▶ [Data in this exercise]
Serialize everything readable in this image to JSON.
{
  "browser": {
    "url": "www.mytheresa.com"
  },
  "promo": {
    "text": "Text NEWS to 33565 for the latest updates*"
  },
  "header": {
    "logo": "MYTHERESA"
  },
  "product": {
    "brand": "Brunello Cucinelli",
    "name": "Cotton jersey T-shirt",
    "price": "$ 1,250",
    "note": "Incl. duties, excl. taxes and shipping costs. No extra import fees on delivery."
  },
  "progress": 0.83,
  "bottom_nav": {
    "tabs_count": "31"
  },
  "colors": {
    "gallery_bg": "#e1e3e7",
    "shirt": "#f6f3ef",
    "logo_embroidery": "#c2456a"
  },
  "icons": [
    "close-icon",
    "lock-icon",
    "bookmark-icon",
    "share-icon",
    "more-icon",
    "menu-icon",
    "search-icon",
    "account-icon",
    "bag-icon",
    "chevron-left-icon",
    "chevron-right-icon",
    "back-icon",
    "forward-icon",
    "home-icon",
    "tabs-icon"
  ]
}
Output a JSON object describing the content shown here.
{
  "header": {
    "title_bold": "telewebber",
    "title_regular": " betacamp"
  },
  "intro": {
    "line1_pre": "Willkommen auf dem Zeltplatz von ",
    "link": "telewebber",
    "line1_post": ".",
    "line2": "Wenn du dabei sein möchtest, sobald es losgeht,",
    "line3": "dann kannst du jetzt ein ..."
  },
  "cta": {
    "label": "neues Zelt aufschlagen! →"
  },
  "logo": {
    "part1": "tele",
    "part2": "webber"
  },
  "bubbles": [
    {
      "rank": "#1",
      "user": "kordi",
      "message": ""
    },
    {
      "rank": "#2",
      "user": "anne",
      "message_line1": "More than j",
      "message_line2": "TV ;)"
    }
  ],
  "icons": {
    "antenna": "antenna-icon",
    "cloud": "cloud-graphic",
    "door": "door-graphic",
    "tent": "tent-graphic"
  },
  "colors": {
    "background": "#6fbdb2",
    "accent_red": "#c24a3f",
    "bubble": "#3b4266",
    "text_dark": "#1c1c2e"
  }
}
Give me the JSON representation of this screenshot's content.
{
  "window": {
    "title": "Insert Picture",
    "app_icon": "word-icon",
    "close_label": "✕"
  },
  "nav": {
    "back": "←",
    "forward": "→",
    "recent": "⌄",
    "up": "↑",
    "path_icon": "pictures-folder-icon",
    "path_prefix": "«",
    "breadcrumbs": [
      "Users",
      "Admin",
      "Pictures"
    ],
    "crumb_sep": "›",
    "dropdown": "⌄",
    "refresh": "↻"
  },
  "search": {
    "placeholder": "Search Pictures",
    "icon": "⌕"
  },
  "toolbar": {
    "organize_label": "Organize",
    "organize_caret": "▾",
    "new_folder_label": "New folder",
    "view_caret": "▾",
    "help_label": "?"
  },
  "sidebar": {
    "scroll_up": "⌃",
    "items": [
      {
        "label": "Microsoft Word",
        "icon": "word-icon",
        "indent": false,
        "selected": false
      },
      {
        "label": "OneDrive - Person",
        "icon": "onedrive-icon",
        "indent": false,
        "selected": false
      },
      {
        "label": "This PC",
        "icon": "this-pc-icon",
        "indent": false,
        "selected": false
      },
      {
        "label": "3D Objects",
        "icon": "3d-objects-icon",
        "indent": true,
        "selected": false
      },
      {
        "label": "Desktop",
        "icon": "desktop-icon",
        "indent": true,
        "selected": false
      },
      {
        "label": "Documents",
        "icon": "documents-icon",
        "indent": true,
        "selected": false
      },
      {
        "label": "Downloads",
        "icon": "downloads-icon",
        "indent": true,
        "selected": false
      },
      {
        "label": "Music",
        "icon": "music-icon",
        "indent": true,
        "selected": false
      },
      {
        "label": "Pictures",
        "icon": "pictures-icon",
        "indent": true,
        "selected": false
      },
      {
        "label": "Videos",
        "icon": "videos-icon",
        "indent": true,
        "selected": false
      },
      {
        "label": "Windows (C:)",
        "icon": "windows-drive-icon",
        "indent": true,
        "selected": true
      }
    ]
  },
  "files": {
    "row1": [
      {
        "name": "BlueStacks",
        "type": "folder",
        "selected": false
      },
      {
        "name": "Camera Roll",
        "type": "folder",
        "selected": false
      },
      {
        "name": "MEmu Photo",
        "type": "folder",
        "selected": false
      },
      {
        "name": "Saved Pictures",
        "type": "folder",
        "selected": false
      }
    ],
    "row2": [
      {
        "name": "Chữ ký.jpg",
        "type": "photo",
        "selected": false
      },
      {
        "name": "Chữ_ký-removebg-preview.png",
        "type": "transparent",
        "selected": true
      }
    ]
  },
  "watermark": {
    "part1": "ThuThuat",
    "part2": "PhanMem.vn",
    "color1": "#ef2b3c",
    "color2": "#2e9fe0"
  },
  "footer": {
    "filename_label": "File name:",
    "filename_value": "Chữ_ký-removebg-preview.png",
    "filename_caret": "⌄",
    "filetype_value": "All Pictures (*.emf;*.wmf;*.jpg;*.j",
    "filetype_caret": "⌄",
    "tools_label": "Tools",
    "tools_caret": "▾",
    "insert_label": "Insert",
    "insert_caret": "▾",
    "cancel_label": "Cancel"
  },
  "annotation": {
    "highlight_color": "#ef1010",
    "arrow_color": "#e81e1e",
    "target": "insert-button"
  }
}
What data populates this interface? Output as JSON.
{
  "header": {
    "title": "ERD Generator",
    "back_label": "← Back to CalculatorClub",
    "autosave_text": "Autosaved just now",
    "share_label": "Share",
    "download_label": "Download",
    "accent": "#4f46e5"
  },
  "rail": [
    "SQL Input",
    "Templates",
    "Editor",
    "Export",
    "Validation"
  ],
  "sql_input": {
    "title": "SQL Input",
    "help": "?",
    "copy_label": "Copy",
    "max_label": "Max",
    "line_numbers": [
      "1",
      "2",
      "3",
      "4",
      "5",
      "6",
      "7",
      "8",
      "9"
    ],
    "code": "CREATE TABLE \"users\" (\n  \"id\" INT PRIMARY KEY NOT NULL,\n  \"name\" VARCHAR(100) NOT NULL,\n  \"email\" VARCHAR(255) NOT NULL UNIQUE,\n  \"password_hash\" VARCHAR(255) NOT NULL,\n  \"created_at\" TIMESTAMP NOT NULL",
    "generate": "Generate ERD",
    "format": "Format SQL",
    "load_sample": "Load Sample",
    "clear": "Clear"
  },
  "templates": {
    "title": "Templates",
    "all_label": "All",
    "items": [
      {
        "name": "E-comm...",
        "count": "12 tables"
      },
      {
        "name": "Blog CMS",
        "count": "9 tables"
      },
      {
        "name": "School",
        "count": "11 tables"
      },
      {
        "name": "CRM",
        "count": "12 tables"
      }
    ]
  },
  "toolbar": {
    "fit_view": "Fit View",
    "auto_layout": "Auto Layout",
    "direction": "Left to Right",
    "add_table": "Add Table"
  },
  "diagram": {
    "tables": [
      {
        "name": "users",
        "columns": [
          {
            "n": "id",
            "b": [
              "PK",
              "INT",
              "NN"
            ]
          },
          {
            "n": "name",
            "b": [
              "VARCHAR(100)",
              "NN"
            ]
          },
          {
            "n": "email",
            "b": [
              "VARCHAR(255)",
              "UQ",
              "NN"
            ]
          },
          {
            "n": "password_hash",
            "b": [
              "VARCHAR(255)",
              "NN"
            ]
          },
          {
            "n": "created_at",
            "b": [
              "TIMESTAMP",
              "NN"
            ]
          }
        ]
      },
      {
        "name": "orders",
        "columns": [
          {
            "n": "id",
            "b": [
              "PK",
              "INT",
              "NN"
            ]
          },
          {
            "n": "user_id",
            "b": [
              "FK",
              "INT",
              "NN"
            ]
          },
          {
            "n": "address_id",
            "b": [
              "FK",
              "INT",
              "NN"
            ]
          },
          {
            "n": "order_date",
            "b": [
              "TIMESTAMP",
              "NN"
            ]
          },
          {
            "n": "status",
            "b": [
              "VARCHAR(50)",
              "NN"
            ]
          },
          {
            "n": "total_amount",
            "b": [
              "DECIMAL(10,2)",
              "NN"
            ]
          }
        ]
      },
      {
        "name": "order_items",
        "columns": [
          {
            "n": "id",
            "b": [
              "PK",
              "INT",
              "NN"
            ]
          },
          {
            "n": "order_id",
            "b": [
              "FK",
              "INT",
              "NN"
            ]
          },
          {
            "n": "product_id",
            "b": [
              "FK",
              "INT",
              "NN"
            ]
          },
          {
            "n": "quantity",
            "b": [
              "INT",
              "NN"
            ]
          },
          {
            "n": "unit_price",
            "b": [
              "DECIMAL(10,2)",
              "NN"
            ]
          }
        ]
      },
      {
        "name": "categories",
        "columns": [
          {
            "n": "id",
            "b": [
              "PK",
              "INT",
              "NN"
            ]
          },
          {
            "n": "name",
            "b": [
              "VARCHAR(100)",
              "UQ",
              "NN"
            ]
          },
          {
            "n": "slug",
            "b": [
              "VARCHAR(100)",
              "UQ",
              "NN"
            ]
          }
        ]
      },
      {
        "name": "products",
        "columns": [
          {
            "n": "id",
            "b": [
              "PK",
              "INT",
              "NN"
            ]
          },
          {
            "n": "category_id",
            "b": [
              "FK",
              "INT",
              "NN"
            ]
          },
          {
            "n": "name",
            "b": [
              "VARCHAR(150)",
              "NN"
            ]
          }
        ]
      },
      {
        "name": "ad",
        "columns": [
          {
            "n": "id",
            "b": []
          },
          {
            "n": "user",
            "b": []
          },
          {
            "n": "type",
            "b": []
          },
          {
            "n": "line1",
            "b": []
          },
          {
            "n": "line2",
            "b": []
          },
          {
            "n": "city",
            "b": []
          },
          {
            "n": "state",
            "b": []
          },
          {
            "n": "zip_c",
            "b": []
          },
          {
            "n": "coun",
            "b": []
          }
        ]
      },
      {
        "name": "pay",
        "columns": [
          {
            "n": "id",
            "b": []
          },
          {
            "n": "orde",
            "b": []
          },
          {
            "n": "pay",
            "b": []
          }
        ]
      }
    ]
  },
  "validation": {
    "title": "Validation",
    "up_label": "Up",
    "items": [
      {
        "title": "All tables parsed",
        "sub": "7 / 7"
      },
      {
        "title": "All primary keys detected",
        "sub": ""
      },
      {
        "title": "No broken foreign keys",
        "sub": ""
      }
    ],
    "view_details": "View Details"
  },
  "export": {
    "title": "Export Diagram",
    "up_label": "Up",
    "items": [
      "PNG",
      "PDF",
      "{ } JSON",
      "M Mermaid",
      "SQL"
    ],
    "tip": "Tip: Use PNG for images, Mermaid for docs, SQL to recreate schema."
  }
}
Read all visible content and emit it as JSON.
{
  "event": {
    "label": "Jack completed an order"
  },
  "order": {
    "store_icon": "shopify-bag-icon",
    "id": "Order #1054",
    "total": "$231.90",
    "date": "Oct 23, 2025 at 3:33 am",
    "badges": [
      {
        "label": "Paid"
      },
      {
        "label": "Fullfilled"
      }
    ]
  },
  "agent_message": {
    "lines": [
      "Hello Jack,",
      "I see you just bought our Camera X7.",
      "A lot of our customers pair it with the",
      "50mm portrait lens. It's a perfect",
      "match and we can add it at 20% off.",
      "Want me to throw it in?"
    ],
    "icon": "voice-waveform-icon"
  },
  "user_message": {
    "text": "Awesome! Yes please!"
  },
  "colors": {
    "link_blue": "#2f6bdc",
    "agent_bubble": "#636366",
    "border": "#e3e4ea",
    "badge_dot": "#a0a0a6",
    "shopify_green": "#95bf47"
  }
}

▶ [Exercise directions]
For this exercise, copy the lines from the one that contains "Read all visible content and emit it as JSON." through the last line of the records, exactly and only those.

▶ [Task output]
Read all visible content and emit it as JSON.
{
  "event": {
    "label": "Jack completed an order"
  },
  "order": {
    "store_icon": "shopify-bag-icon",
    "id": "Order #1054",
    "total": "$231.90",
    "date": "Oct 23, 2025 at 3:33 am",
    "badges": [
      {
        "label": "Paid"
      },
      {
        "label": "Fullfilled"
      }
    ]
  },
  "agent_message": {
    "lines": [
      "Hello Jack,",
      "I see you just bought our Camera X7.",
      "A lot of our customers pair it with the",
      "50mm portrait lens. It's a perfect",
      "match and we can add it at 20% off.",
      "Want me to throw it in?"
    ],
    "icon": "voice-waveform-icon"
  },
  "user_message": {
    "text": "Awesome! Yes please!"
  },
  "colors": {
    "link_blue": "#2f6bdc",
    "agent_bubble": "#636366",
    "border": "#e3e4ea",
    "badge_dot": "#a0a0a6",
    "shopify_green": "#95bf47"
  }
}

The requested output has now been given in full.